In this follow-up to The Hidden Half of Nature: The Microbial Roots of Life and Health, Montgomery and Biklé explain that we are suffering from micronutrient malnutrition. “Far too many of us remain poorly nourished despite eating more than enough food,” they write, noting the primary causes involve conventional farming practices. The authors explain the ways that these methods, including tillage and use of commercial fertilizers, disrupt the necessary, healthy symbiosis between plants and the soil. “We traded away quality in pursuit of quantity as modernized farming chased higher yields,” they write, “overlooking a farmer’s natural allies in the soil.” Alternatively, they contend, regenerative farming practices build organic matter and help maintain the fertility of the soil over a longer period of time. As in their previous book, Montgomery and Biklé offer highly readable prose, extensive research, and convincing evidence, including pertinent information on farms that have successfully implemented regenerative practices. They also share test results from gathered soil and crop samples indicating healthier soil and higher nutrient density. “Farming systems that create and maintain high levels of soil organic matter work like a savings account,” they write, “storing nutrients from one growing season to the next for the use of subsequent crops.” Another difference the authors witnessed between conventional and regenerative farming techniques is the no-till method’s greater capacity for holding water and preventing soil erosion. They take readers on a fascinating tour of a wheat mill in Washington state that bred wheat for flavor while utilizing organic techniques and point to a study that shows how wheat loses almost three-quarters of its vitamins and minerals when milled into white flour. Further, the authors explore the health benefits of consuming a diet rich in nutrients, particularly phytochemicals, from fruit, vegetables, and whole grains, which include reduced risks of dental problems, birth defects, and infectious and chronic diseases.

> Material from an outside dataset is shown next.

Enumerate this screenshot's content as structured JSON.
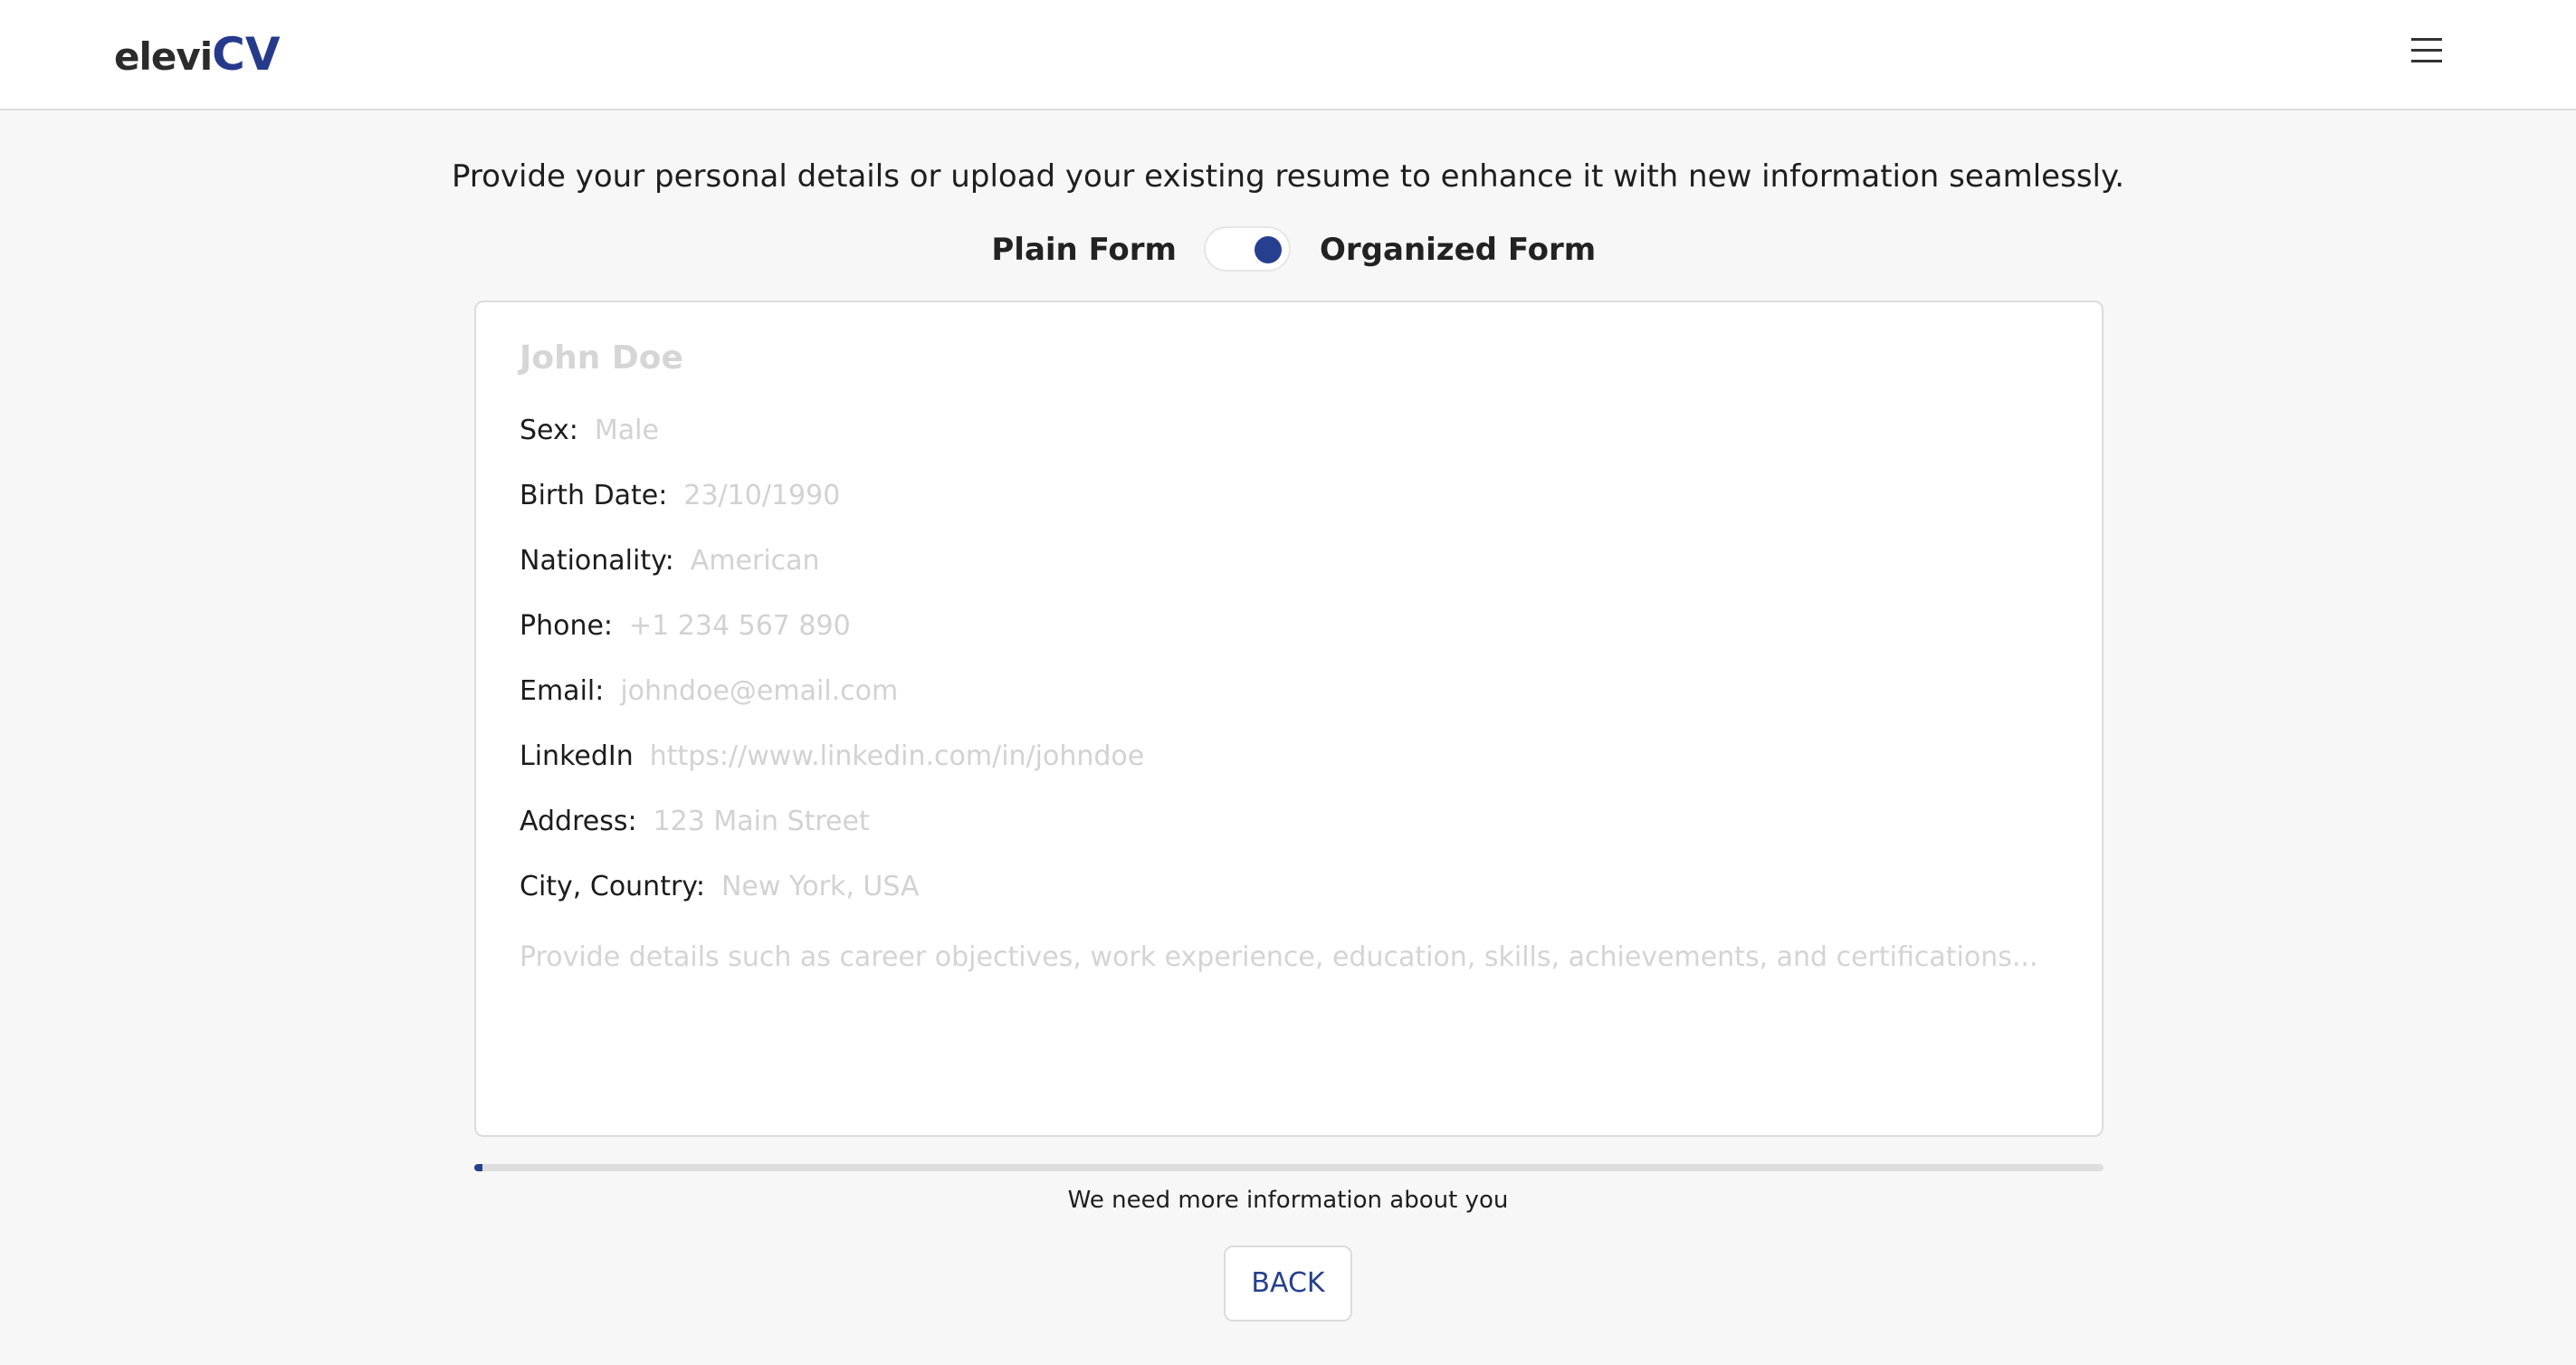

An engaging and compelling argument for implementing regenerative farming practices.